o It’s Fun! — For sports fanatics, nothing can provide as many enjoyable experiences over one’s lifetime as sports. Just open your sports page on any given day of the week. Upsets are the fuel that drives March Madness. Here’s one man’s shot at some of the reasons sport grabs a hold of us and doesn’t let go:
o Lifetime Bonds — Sports often play a big role in nurturing family relationships, whether it’s husband and wife, parent and child, or grandparent and grandchild. Mencken once said, “I hate all sports as rabidly as a person who likes sports hates common sense.” Indeed, for the non-believer, the energy sports fanatics spend on “games” is baffling. What distinguishes simple recreation or physical activity from sports is “agon,” a Greek word meaning contest or struggle.
The holiday season seems like a good time to talk about what’s right with sports.

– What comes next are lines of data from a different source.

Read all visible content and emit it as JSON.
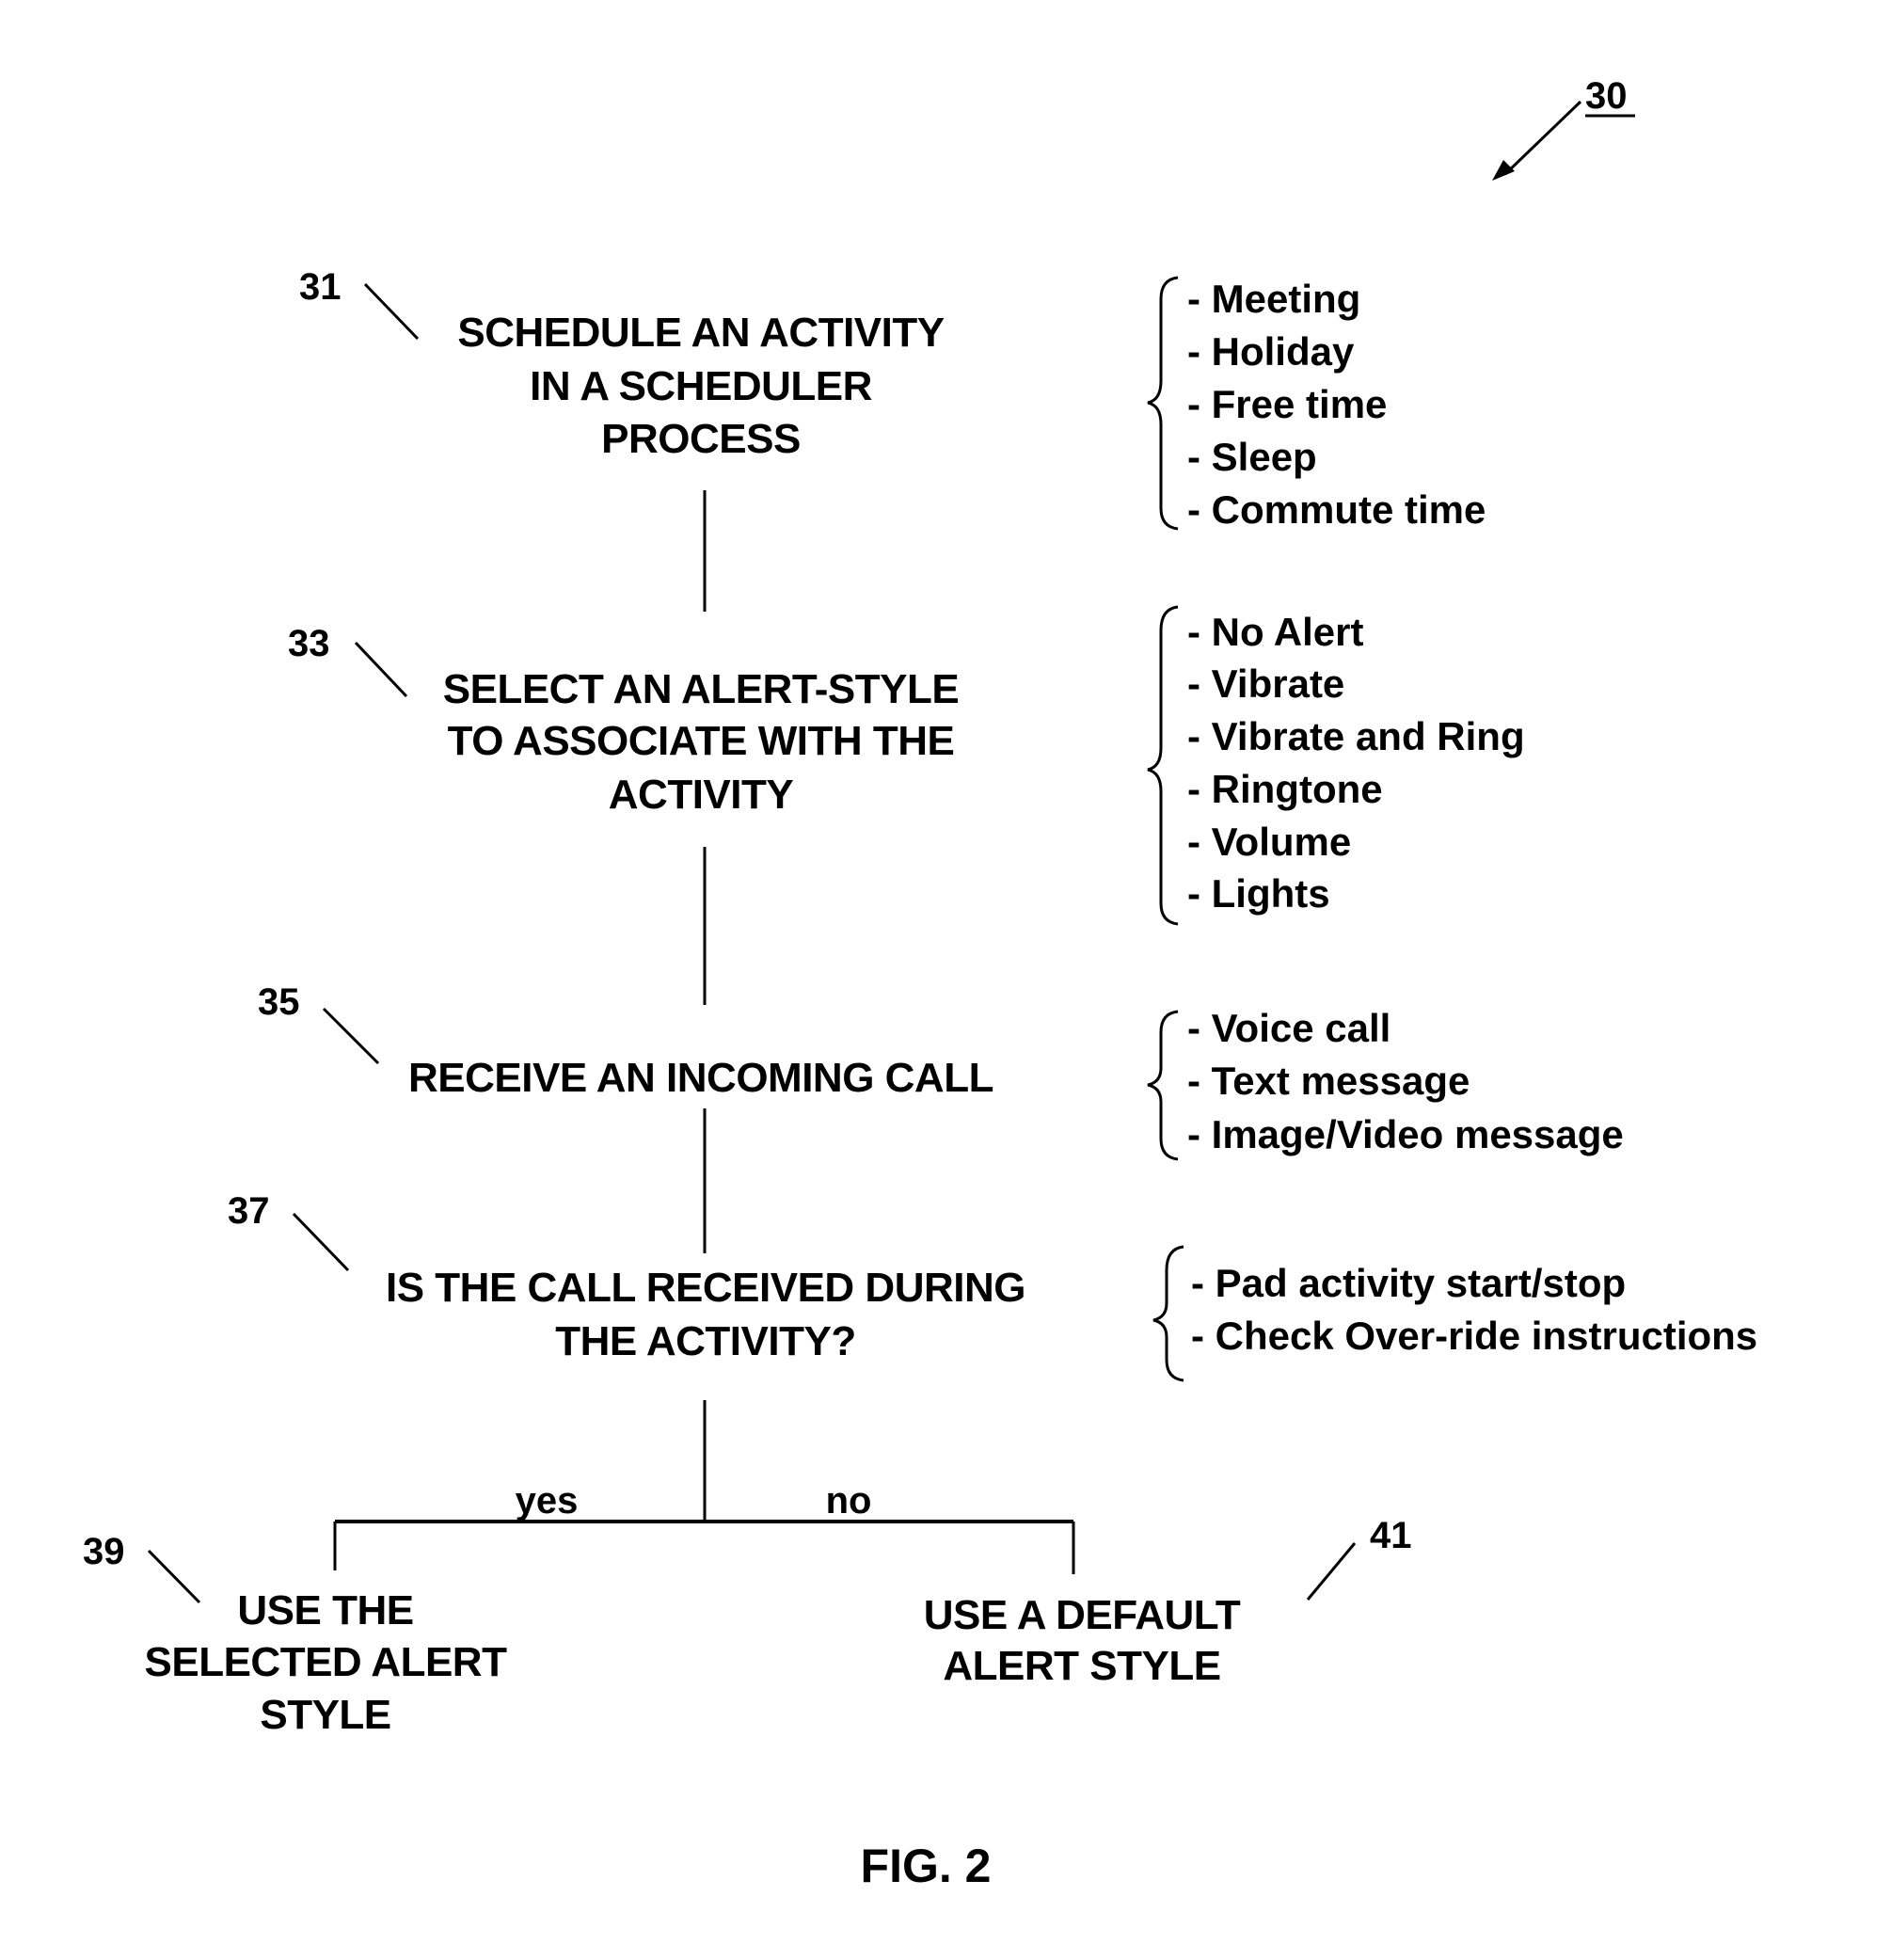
{
  "figure": {
    "reference_number": "30",
    "label": "FIG. 2"
  },
  "steps": [
    {
      "id": "31",
      "lines": [
        "SCHEDULE AN ACTIVITY",
        "IN A SCHEDULER",
        "PROCESS"
      ],
      "options": [
        "- Meeting",
        "- Holiday",
        "- Free time",
        "- Sleep",
        "- Commute time"
      ]
    },
    {
      "id": "33",
      "lines": [
        "SELECT AN ALERT-STYLE",
        "TO ASSOCIATE WITH THE",
        "ACTIVITY"
      ],
      "options": [
        "- No Alert",
        "- Vibrate",
        "- Vibrate and Ring",
        "- Ringtone",
        "- Volume",
        "- Lights"
      ]
    },
    {
      "id": "35",
      "lines": [
        "RECEIVE AN INCOMING CALL"
      ],
      "options": [
        "- Voice call",
        "- Text message",
        "- Image/Video message"
      ]
    },
    {
      "id": "37",
      "lines": [
        "IS THE CALL RECEIVED DURING",
        "THE ACTIVITY?"
      ],
      "options": [
        "- Pad activity start/stop",
        "- Check Over-ride instructions"
      ]
    }
  ],
  "branches": {
    "yes_label": "yes",
    "no_label": "no",
    "yes": {
      "id": "39",
      "lines": [
        "USE THE",
        "SELECTED ALERT",
        "STYLE"
      ]
    },
    "no": {
      "id": "41",
      "lines": [
        "USE A DEFAULT",
        "ALERT STYLE"
      ]
    }
  }
}
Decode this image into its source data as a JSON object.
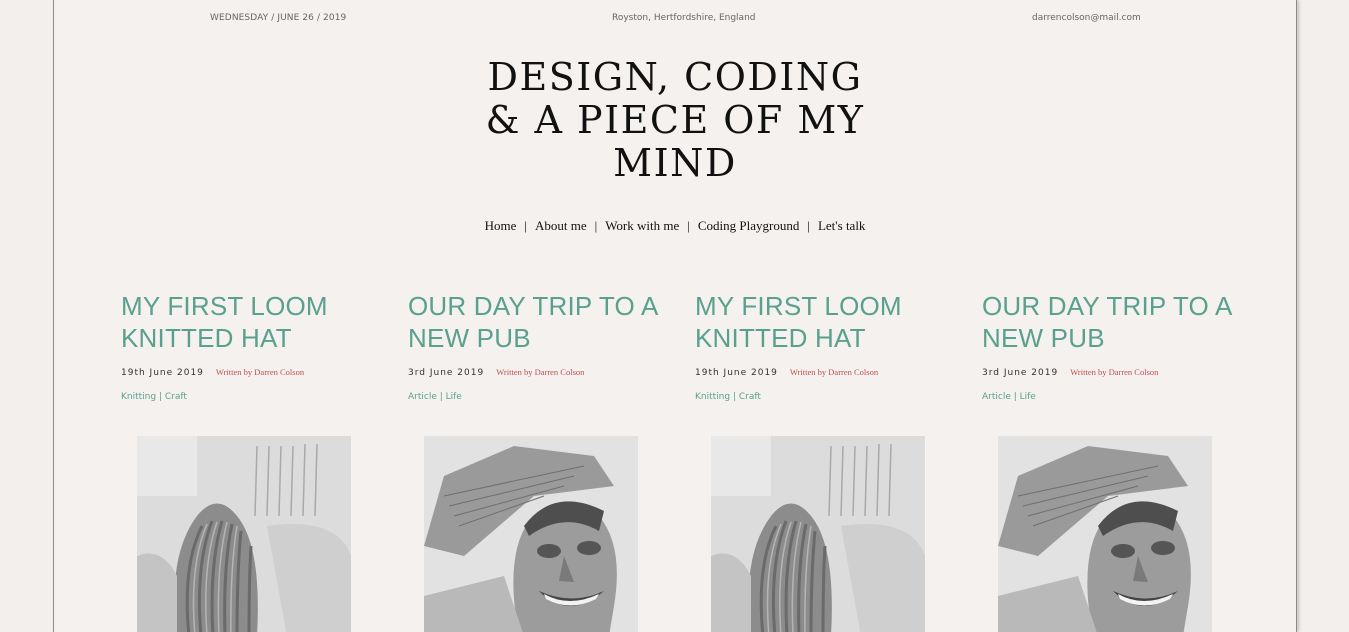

Most of us have run into the person that exudes class on the street, and even in the locker room, but on the field or court turns into a total jerk, cheat or poor sport.
In the midst of the holiday season, and as the year comes to an end, let’s take a moment and reflect on why sport continues to tug at our souls despite all the ego-based junk that too often gets in the way.
o Close to a True Meritocracy — On the fields of athletic endeavor, the desire to win supersedes the penchant to discriminate.
o Closer Communities — Nothing builds solidarity in a community like sports.
o A Great Test — Sports give us a chance to test ourselves against others